EXPERT TESTIMONY IN THE BERING-SEA CONTROVERSY.
By Prof. T. C. MENDENHALL.

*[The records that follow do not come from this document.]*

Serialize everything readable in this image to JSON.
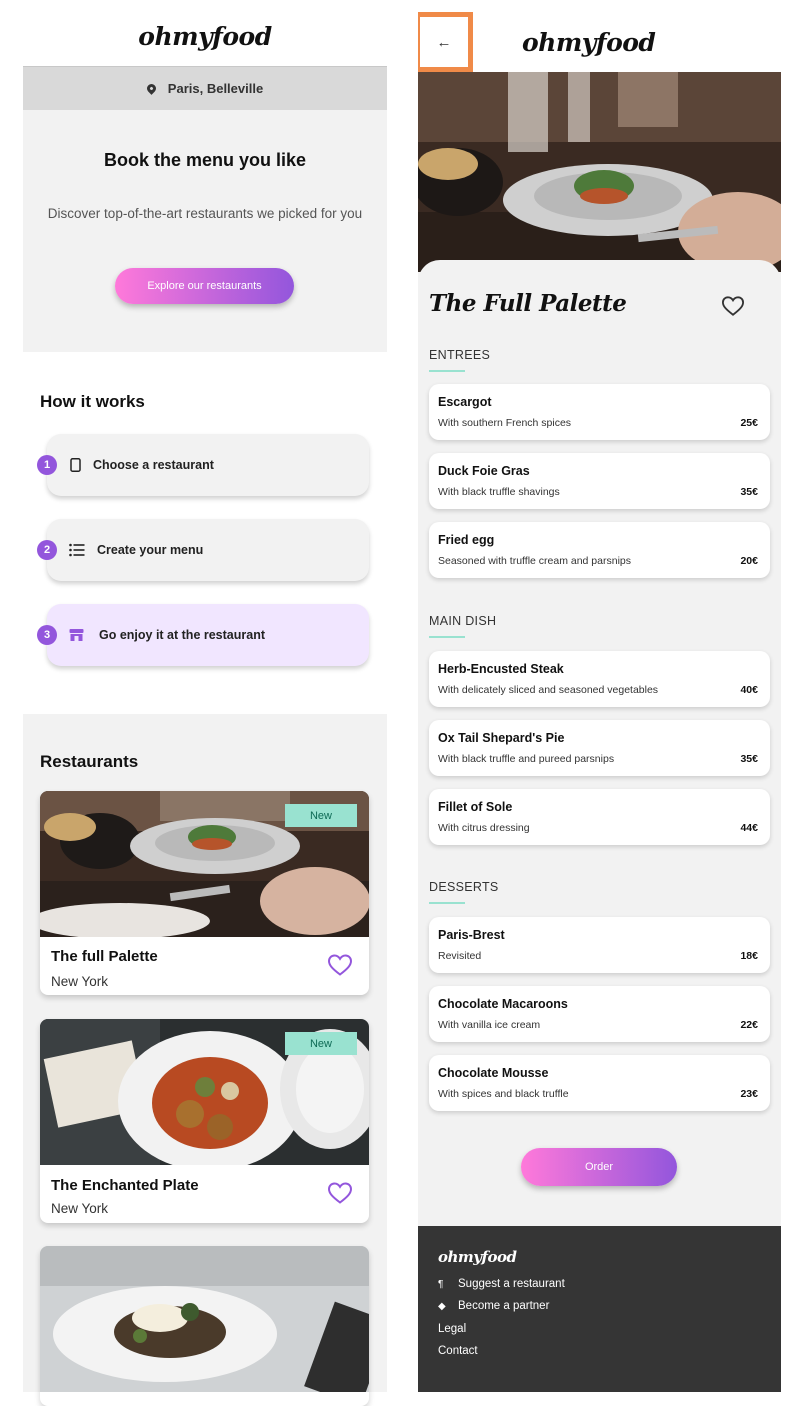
{
  "brand": "ohmyfood",
  "location": "Paris, Belleville",
  "hero": {
    "title": "Book the menu you like",
    "subtitle": "Discover top-of-the-art restaurants we picked for you",
    "cta": "Explore our restaurants"
  },
  "how_it_works": {
    "title": "How it works",
    "steps": [
      {
        "num": "1",
        "label": "Choose a restaurant",
        "icon": "phone-icon"
      },
      {
        "num": "2",
        "label": "Create your menu",
        "icon": "list-icon"
      },
      {
        "num": "3",
        "label": "Go enjoy it at the restaurant",
        "icon": "store-icon"
      }
    ]
  },
  "restaurants": {
    "title": "Restaurants",
    "badge_new": "New",
    "items": [
      {
        "name": "The full Palette",
        "city": "New York",
        "is_new": true
      },
      {
        "name": "The Enchanted Plate",
        "city": "New York",
        "is_new": true
      },
      {
        "name": "",
        "city": "",
        "is_new": false
      }
    ]
  },
  "menu_page": {
    "back_icon": "arrow-left-icon",
    "back_glyph": "←",
    "restaurant_name": "The Full Palette",
    "sections": [
      {
        "title": "ENTREES",
        "dishes": [
          {
            "name": "Escargot",
            "desc": "With southern French spices",
            "price": "25€"
          },
          {
            "name": "Duck Foie Gras",
            "desc": "With black truffle shavings",
            "price": "35€"
          },
          {
            "name": "Fried egg",
            "desc": "Seasoned with truffle cream and parsnips",
            "price": "20€"
          }
        ]
      },
      {
        "title": "MAIN DISH",
        "dishes": [
          {
            "name": "Herb-Encusted Steak",
            "desc": "With delicately sliced and seasoned vegetables",
            "price": "40€"
          },
          {
            "name": "Ox Tail Shepard's Pie",
            "desc": "With black truffle and pureed parsnips",
            "price": "35€"
          },
          {
            "name": "Fillet of Sole",
            "desc": "With citrus dressing",
            "price": "44€"
          }
        ]
      },
      {
        "title": "DESSERTS",
        "dishes": [
          {
            "name": "Paris-Brest",
            "desc": "Revisited",
            "price": "18€"
          },
          {
            "name": "Chocolate Macaroons",
            "desc": "With vanilla ice cream",
            "price": "22€"
          },
          {
            "name": "Chocolate Mousse",
            "desc": "With spices and black truffle",
            "price": "23€"
          }
        ]
      }
    ],
    "order_label": "Order"
  },
  "footer": {
    "logo": "ohmyfood",
    "links": [
      {
        "label": "Suggest a restaurant",
        "icon": "utensils-icon",
        "glyph": "¶"
      },
      {
        "label": "Become a partner",
        "icon": "handshake-icon",
        "glyph": "◆"
      },
      {
        "label": "Legal",
        "icon": "",
        "glyph": ""
      },
      {
        "label": "Contact",
        "icon": "",
        "glyph": ""
      }
    ]
  },
  "colors": {
    "accent_purple": "#9356dc",
    "accent_pink": "#ff79da",
    "badge_teal": "#99e2d0",
    "highlight_orange": "#f08a48",
    "footer_bg": "#353535"
  }
}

THE intelligent public, fickle and uncertain as it is, has apparently not entirely withdrawn its interest from one of the most important and suggestive of modern diplomatic entanglements, the Bering-Sea controversy. Although thought to have been finally settled by arbitration in 1893, the Paris award seems to constitute only the beginning of a new phase of the subject. The valuable investigations and interesting reports of the last American commissioner, Dr. Jordan, and of his English colleague have seemed to keep the matter alive in the public mind, and to the interested and informed reader they have furnished a fresh example of that curious tendency among scientific experts to come to conclusions diametrically opposed to each other, although starting with essentially the same data. Of course, everybody knows that it is essential to the proper carrying on of a scientific investigation that it be commenced with no preconceived notions as to how it is coming out, and that judgment should wait on fact, ever ready to incline this way or that, in obedience to the compelling laws of thought. Justice to the man of science obliges the admission that, take him in his laboratory or library, with no end in view except that of getting at the truth, he generally lives fairly well up to this high standard, and easily, too. But transform him by the magic influence of a handsome retainer, or any other like incentive, into a scientific expert, and he is a horse of another color. He must now assume a certain theory to be true,